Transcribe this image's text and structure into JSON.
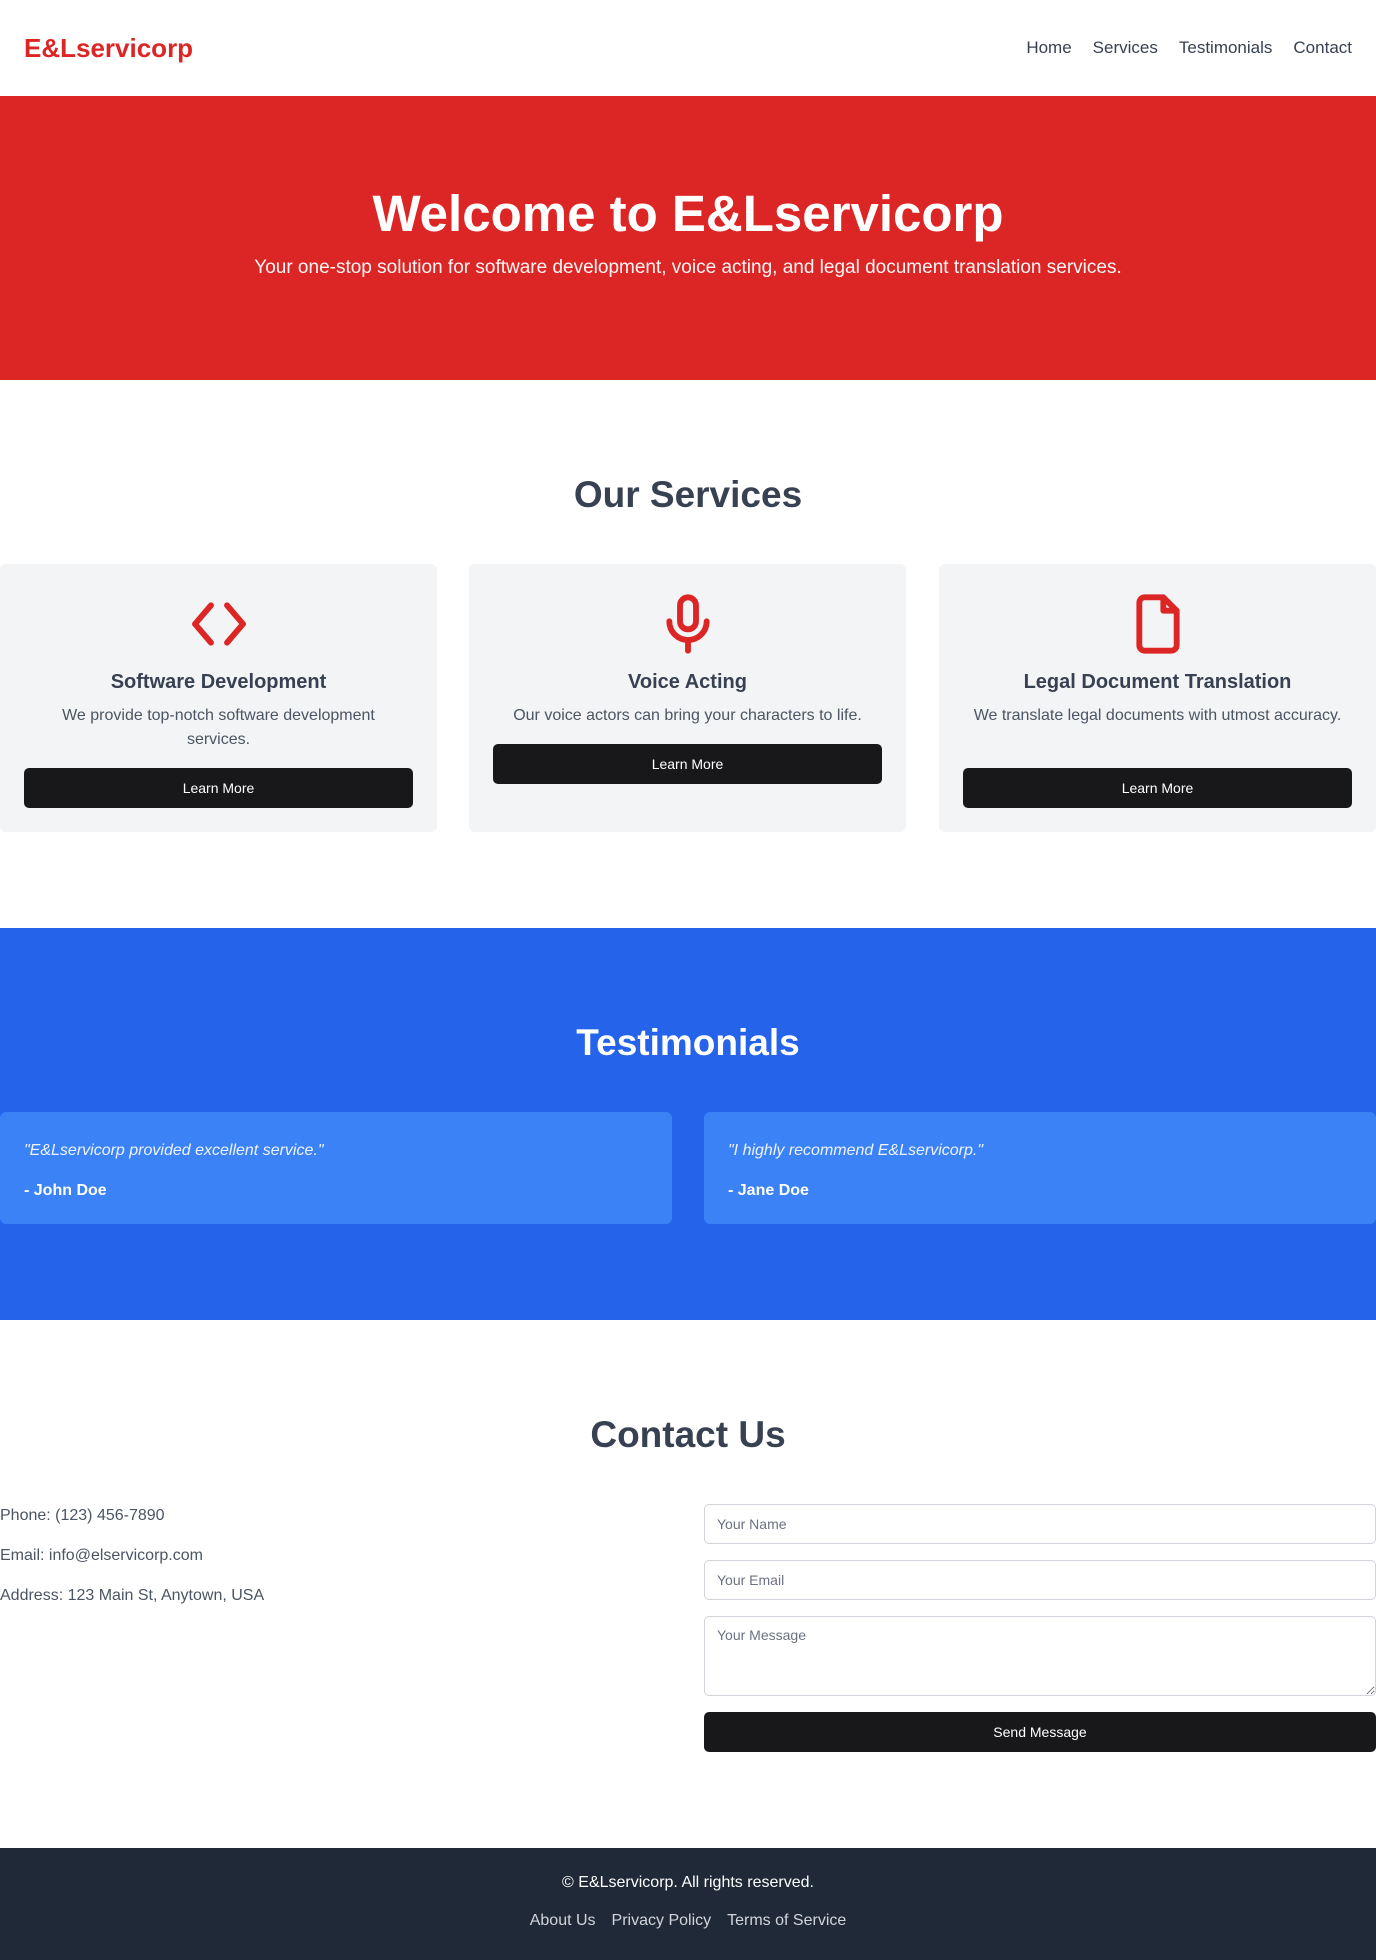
{
  "header": {
    "logo": "E&Lservicorp",
    "nav": [
      {
        "label": "Home"
      },
      {
        "label": "Services"
      },
      {
        "label": "Testimonials"
      },
      {
        "label": "Contact"
      }
    ]
  },
  "hero": {
    "title": "Welcome to E&Lservicorp",
    "subtitle": "Your one-stop solution for software development, voice acting, and legal document translation services."
  },
  "services": {
    "title": "Our Services",
    "items": [
      {
        "icon": "code-icon",
        "title": "Software Development",
        "description": "We provide top-notch software development services.",
        "button": "Learn More"
      },
      {
        "icon": "microphone-icon",
        "title": "Voice Acting",
        "description": "Our voice actors can bring your characters to life.",
        "button": "Learn More"
      },
      {
        "icon": "document-icon",
        "title": "Legal Document Translation",
        "description": "We translate legal documents with utmost accuracy.",
        "button": "Learn More"
      }
    ]
  },
  "testimonials": {
    "title": "Testimonials",
    "items": [
      {
        "quote": "\"E&Lservicorp provided excellent service.\"",
        "author": "- John Doe"
      },
      {
        "quote": "\"I highly recommend E&Lservicorp.\"",
        "author": "- Jane Doe"
      }
    ]
  },
  "contact": {
    "title": "Contact Us",
    "phone": "Phone: (123) 456-7890",
    "email": "Email: info@elservicorp.com",
    "address": "Address: 123 Main St, Anytown, USA",
    "form": {
      "name_placeholder": "Your Name",
      "email_placeholder": "Your Email",
      "message_placeholder": "Your Message",
      "submit": "Send Message"
    }
  },
  "footer": {
    "copyright": "© E&Lservicorp. All rights reserved.",
    "links": [
      {
        "label": "About Us"
      },
      {
        "label": "Privacy Policy"
      },
      {
        "label": "Terms of Service"
      }
    ]
  },
  "colors": {
    "brand_red": "#dc2626",
    "testimonial_blue": "#2563eb",
    "card_blue": "#3b82f6",
    "button_dark": "#18181b",
    "footer_bg": "#1f2937"
  }
}
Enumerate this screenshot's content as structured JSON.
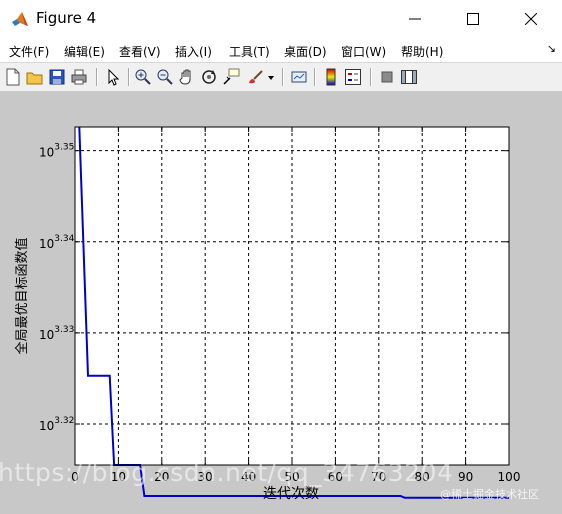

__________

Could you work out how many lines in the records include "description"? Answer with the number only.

3